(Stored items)
=== Begin Enclosure ===

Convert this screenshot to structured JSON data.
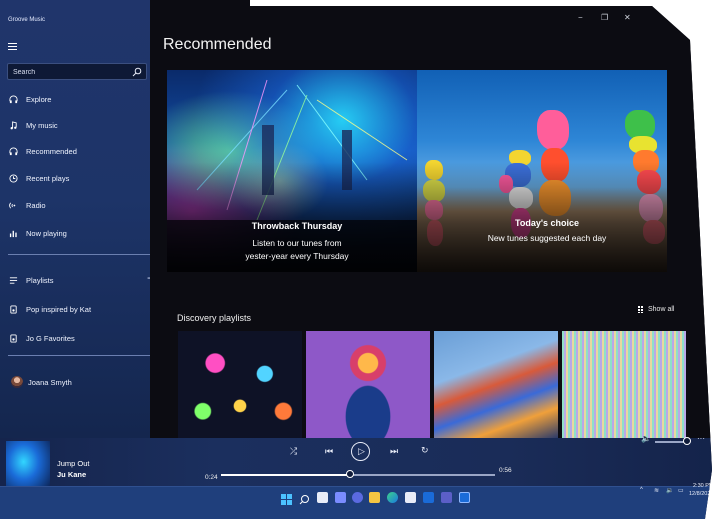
{
  "window": {
    "app_title": "Groove Music",
    "minimize_glyph": "−",
    "maximize_glyph": "❐",
    "close_glyph": "✕"
  },
  "sidebar": {
    "search_placeholder": "Search",
    "items": [
      {
        "label": "Explore",
        "icon": "headphones-icon"
      },
      {
        "label": "My music",
        "icon": "music-note-icon"
      },
      {
        "label": "Recommended",
        "icon": "headphones-icon"
      },
      {
        "label": "Recent plays",
        "icon": "clock-icon"
      },
      {
        "label": "Radio",
        "icon": "radio-icon"
      },
      {
        "label": "Now playing",
        "icon": "bars-icon"
      }
    ],
    "playlists_header": "Playlists",
    "add_glyph": "+",
    "playlists": [
      {
        "label": "Pop inspired by Kat",
        "icon": "playlist-icon"
      },
      {
        "label": "Jo G Favorites",
        "icon": "playlist-icon"
      }
    ],
    "user": {
      "name": "Joana Smyth"
    }
  },
  "main": {
    "title": "Recommended",
    "hero": [
      {
        "title": "Throwback Thursday",
        "subtitle_line1": "Listen to our tunes from",
        "subtitle_line2": "yester-year every Thursday"
      },
      {
        "title": "Today's choice",
        "subtitle_line1": "New tunes suggested each day",
        "subtitle_line2": ""
      }
    ],
    "discovery": {
      "title": "Discovery playlists",
      "show_all": "Show all"
    }
  },
  "player": {
    "track_title": "Jump Out",
    "artist": "Ju Kane",
    "elapsed": "0:24",
    "duration": "0:56",
    "progress": 0.47,
    "volume": 0.9,
    "controls": {
      "shuffle": "⤮",
      "previous": "⏮",
      "play": "▷",
      "next": "⏭",
      "repeat": "↻",
      "volume": "🔈",
      "more": "···"
    }
  },
  "taskbar": {
    "time": "2:30 PM",
    "date": "12/8/2021",
    "tray_chevron": "^"
  },
  "colors": {
    "sidebar": "#1d3468",
    "main_bg": "#0c0c12",
    "player": "#1b2f5e",
    "taskbar": "#1f3f7c"
  }
}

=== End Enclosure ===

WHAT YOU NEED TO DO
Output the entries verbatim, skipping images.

ANSWER TO THIS TASK
Convert this screenshot to structured JSON data.
{
  "window": {
    "app_title": "Groove Music",
    "minimize_glyph": "−",
    "maximize_glyph": "❐",
    "close_glyph": "✕"
  },
  "sidebar": {
    "search_placeholder": "Search",
    "items": [
      {
        "label": "Explore",
        "icon": "headphones-icon"
      },
      {
        "label": "My music",
        "icon": "music-note-icon"
      },
      {
        "label": "Recommended",
        "icon": "headphones-icon"
      },
      {
        "label": "Recent plays",
        "icon": "clock-icon"
      },
      {
        "label": "Radio",
        "icon": "radio-icon"
      },
      {
        "label": "Now playing",
        "icon": "bars-icon"
      }
    ],
    "playlists_header": "Playlists",
    "add_glyph": "+",
    "playlists": [
      {
        "label": "Pop inspired by Kat",
        "icon": "playlist-icon"
      },
      {
        "label": "Jo G Favorites",
        "icon": "playlist-icon"
      }
    ],
    "user": {
      "name": "Joana Smyth"
    }
  },
  "main": {
    "title": "Recommended",
    "hero": [
      {
        "title": "Throwback Thursday",
        "subtitle_line1": "Listen to our tunes from",
        "subtitle_line2": "yester-year every Thursday"
      },
      {
        "title": "Today's choice",
        "subtitle_line1": "New tunes suggested each day",
        "subtitle_line2": ""
      }
    ],
    "discovery": {
      "title": "Discovery playlists",
      "show_all": "Show all"
    }
  },
  "player": {
    "track_title": "Jump Out",
    "artist": "Ju Kane",
    "elapsed": "0:24",
    "duration": "0:56",
    "progress": 0.47,
    "volume": 0.9,
    "controls": {
      "shuffle": "⤮",
      "previous": "⏮",
      "play": "▷",
      "next": "⏭",
      "repeat": "↻",
      "volume": "🔈",
      "more": "···"
    }
  },
  "taskbar": {
    "time": "2:30 PM",
    "date": "12/8/2021",
    "tray_chevron": "^"
  },
  "colors": {
    "sidebar": "#1d3468",
    "main_bg": "#0c0c12",
    "player": "#1b2f5e",
    "taskbar": "#1f3f7c"
  }
}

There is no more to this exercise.